Among the entries, find the lines with the string "your" and report them.

### Input records
★ ★ ★ ★ ★ ★ ★

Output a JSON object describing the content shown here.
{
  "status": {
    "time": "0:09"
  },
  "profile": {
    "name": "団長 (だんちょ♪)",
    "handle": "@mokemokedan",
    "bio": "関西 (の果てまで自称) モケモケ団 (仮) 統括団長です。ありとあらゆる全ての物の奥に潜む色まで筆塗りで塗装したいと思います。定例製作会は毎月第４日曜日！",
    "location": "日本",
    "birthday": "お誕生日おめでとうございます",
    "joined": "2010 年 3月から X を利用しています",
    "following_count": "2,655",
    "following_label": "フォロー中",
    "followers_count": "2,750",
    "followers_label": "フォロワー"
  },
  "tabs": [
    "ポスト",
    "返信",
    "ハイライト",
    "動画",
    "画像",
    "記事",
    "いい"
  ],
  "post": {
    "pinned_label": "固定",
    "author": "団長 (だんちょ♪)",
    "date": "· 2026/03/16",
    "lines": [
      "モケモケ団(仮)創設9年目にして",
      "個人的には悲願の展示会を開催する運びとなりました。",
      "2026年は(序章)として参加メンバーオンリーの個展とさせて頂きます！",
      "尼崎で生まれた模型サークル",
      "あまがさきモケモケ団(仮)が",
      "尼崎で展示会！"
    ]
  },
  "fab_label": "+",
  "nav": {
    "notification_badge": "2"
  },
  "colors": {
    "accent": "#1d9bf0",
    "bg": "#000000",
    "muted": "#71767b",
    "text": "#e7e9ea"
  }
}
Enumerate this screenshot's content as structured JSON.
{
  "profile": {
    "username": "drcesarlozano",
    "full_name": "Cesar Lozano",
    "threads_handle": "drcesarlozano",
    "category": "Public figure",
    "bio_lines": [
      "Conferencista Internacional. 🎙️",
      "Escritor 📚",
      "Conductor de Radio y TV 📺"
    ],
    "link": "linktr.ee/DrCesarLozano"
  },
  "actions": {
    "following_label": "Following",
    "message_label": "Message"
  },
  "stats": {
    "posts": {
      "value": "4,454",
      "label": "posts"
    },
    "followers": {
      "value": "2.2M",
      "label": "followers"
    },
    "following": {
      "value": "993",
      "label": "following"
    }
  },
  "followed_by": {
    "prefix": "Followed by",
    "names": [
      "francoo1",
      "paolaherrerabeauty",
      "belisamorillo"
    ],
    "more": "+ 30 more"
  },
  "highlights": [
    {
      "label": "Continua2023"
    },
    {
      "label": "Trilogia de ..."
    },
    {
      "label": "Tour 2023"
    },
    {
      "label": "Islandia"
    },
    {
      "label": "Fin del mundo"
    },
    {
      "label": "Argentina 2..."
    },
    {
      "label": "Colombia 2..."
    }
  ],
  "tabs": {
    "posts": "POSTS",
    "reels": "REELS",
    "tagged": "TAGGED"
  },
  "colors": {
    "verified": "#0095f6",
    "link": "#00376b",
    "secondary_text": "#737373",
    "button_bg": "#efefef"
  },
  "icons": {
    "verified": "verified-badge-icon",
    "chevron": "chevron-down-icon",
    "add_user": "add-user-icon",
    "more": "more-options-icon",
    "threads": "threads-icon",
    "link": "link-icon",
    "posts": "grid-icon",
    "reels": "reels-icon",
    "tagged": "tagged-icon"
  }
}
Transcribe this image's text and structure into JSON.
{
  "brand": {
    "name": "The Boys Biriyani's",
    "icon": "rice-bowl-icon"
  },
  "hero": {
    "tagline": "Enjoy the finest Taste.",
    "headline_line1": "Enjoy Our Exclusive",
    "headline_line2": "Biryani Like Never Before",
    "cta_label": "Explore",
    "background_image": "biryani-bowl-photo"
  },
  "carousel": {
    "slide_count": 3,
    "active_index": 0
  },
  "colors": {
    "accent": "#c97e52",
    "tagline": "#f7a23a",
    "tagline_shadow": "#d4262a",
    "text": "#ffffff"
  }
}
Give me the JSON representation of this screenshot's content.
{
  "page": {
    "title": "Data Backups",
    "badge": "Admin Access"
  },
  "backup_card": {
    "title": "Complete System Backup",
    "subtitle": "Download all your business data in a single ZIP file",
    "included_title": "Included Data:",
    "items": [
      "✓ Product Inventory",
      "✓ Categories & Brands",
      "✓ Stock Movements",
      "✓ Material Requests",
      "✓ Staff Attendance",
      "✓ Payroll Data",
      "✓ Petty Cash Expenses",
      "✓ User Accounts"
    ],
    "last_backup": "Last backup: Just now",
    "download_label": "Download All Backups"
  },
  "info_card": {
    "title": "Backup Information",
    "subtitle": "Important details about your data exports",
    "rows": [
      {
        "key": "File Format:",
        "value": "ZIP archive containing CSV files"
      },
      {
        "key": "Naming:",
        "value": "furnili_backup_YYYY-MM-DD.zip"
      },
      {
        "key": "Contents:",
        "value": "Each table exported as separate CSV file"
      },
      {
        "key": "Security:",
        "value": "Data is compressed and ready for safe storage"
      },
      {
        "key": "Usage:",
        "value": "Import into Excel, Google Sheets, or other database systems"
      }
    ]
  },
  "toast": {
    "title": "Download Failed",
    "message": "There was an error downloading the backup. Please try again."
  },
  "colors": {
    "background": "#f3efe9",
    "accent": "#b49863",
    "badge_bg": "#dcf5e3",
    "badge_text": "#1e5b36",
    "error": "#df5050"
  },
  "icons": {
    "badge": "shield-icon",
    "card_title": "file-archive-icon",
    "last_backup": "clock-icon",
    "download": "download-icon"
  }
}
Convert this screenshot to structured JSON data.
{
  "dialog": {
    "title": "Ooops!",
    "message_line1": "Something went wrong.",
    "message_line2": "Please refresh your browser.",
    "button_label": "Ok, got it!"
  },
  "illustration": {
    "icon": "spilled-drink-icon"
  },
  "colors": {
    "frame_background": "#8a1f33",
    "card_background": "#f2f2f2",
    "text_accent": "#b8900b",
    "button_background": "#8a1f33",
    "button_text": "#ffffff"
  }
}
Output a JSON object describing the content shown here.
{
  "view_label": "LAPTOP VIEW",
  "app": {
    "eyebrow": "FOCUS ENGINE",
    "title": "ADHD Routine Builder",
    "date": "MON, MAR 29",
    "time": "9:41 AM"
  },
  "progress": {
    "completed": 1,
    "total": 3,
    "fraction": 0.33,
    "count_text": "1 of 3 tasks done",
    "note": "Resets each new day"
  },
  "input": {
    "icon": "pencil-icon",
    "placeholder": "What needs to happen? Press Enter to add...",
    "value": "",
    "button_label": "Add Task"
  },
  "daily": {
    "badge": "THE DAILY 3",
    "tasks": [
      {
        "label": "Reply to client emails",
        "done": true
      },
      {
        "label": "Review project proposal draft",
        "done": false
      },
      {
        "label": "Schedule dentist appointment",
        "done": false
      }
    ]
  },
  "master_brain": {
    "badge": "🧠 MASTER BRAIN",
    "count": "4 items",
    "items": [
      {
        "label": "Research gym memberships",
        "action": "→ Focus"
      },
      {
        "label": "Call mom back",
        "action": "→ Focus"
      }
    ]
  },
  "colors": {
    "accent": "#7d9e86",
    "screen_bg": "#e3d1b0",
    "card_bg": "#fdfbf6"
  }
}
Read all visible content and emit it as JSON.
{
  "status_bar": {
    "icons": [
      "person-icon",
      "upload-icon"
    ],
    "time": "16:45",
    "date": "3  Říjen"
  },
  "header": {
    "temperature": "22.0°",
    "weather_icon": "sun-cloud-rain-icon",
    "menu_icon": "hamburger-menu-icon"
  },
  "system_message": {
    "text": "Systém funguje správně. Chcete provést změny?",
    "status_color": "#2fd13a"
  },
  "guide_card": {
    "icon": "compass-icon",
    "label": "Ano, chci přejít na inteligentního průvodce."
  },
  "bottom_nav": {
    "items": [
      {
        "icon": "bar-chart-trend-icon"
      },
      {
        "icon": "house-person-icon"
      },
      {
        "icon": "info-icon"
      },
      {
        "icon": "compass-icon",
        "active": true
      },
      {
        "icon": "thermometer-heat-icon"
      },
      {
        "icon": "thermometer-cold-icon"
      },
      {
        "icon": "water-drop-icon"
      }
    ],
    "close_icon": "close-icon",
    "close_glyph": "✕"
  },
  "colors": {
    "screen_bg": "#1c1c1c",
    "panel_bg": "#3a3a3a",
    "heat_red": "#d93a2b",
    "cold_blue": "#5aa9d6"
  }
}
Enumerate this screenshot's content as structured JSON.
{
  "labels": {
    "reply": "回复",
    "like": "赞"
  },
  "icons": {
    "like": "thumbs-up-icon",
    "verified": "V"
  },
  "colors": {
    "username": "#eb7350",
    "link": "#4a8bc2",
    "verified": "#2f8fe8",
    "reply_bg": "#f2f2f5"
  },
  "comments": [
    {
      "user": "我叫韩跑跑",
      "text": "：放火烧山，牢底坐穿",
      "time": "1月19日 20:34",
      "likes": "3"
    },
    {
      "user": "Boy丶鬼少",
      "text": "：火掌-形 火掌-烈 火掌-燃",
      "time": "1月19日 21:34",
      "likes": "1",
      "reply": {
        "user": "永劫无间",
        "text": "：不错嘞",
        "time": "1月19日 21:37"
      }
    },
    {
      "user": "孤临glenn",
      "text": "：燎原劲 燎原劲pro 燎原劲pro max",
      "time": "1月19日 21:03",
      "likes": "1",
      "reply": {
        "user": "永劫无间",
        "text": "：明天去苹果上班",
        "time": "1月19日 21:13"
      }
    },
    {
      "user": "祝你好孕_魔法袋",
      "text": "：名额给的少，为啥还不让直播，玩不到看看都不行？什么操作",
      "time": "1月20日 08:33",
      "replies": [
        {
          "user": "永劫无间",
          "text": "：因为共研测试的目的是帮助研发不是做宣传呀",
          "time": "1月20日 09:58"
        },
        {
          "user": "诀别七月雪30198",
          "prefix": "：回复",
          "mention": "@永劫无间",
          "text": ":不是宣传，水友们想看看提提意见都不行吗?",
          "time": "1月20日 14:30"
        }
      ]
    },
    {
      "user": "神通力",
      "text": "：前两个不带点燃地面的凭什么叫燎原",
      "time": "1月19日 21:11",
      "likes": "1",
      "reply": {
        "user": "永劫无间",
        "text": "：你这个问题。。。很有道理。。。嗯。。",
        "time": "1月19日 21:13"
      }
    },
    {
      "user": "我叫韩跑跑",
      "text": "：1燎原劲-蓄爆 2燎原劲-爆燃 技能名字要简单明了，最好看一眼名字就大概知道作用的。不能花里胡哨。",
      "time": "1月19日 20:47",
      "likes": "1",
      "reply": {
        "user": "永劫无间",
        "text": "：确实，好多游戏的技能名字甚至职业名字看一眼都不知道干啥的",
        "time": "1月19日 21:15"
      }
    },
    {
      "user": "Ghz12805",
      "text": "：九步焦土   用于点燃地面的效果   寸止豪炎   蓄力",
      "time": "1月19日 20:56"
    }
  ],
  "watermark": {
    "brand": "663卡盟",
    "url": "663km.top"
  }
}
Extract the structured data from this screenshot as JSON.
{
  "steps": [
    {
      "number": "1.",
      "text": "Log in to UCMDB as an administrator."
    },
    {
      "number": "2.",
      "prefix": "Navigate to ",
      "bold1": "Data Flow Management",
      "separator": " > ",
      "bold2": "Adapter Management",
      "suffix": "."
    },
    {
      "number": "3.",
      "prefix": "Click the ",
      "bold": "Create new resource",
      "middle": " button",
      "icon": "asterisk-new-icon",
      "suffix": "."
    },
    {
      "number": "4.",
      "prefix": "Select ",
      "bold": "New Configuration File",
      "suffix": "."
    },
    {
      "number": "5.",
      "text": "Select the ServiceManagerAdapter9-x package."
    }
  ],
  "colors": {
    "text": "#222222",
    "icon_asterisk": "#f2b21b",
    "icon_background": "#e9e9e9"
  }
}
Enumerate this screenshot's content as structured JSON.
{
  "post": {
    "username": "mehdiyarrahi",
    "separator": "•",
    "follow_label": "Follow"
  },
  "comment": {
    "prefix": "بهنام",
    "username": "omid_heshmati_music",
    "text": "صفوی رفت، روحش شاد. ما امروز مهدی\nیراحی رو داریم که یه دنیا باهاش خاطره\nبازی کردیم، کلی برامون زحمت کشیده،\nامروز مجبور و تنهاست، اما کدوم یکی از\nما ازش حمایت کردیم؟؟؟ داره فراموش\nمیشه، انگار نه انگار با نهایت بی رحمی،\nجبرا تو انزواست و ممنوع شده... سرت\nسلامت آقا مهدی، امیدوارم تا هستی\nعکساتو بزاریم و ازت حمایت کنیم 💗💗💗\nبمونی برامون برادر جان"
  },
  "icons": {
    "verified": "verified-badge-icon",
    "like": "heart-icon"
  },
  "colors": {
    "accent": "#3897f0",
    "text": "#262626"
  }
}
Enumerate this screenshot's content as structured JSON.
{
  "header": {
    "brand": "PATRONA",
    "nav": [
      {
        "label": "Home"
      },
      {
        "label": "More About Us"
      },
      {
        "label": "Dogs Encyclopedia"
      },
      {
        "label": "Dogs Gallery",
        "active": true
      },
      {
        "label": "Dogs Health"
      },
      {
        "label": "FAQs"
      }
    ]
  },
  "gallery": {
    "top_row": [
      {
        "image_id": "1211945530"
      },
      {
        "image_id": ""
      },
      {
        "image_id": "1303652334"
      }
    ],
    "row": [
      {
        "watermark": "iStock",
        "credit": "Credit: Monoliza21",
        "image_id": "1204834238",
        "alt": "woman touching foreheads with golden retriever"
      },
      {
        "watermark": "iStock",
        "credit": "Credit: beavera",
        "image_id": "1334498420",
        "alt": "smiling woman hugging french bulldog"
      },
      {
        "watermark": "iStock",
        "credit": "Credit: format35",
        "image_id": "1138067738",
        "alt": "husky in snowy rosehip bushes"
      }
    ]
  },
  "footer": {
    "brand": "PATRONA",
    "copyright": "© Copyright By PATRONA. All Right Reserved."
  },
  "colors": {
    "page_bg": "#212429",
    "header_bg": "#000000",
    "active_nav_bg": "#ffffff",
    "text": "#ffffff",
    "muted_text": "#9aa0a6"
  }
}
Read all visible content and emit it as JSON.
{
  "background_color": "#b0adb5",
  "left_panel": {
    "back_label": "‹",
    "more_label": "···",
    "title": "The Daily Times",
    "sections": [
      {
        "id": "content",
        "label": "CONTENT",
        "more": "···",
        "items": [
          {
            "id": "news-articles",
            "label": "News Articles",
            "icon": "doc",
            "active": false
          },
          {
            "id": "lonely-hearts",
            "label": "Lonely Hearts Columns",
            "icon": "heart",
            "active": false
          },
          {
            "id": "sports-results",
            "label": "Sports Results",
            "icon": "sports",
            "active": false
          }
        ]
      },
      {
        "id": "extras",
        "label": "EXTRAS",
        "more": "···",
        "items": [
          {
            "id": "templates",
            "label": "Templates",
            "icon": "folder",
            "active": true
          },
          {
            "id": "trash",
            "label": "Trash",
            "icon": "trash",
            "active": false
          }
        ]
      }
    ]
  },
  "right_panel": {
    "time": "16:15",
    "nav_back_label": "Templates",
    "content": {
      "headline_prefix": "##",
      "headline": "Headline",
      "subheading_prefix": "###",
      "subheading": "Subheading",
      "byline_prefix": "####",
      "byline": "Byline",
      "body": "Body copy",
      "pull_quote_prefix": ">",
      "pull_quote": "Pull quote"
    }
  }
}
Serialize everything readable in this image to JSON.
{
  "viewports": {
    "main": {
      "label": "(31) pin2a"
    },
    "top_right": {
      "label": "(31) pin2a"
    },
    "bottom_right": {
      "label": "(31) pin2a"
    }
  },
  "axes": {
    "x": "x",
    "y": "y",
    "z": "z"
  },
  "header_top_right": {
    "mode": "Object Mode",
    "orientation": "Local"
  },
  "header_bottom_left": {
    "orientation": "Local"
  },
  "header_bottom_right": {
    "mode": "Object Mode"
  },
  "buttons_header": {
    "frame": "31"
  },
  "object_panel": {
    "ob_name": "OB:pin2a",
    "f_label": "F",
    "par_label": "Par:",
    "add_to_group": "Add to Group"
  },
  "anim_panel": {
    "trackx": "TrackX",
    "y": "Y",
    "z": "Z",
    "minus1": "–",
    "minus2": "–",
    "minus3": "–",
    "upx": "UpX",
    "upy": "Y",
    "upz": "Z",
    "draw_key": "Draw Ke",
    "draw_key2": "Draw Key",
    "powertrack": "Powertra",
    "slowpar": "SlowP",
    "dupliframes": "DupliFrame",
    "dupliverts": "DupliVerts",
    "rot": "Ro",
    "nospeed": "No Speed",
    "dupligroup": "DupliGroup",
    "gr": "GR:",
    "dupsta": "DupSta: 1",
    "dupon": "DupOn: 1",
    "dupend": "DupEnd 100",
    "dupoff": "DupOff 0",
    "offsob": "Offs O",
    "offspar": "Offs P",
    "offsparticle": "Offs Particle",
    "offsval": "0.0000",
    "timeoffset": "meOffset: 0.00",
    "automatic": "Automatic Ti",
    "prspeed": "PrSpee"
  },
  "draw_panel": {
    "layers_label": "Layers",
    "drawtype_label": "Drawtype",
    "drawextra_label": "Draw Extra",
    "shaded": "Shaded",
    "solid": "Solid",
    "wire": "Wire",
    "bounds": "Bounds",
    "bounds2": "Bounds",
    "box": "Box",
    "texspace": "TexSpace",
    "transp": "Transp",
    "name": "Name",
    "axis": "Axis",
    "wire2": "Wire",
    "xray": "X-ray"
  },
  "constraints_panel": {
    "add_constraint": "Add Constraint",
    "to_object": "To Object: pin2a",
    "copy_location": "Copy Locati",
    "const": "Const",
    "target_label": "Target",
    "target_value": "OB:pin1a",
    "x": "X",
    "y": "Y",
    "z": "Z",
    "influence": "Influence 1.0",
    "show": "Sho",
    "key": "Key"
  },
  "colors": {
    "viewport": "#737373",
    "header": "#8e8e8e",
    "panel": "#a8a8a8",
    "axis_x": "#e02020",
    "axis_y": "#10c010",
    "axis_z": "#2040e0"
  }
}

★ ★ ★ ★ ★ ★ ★

### Task answer
    "subtitle": "Download all your business data in a single ZIP file",
    "subtitle": "Important details about your data exports",
    "message_line2": "Please refresh your browser.",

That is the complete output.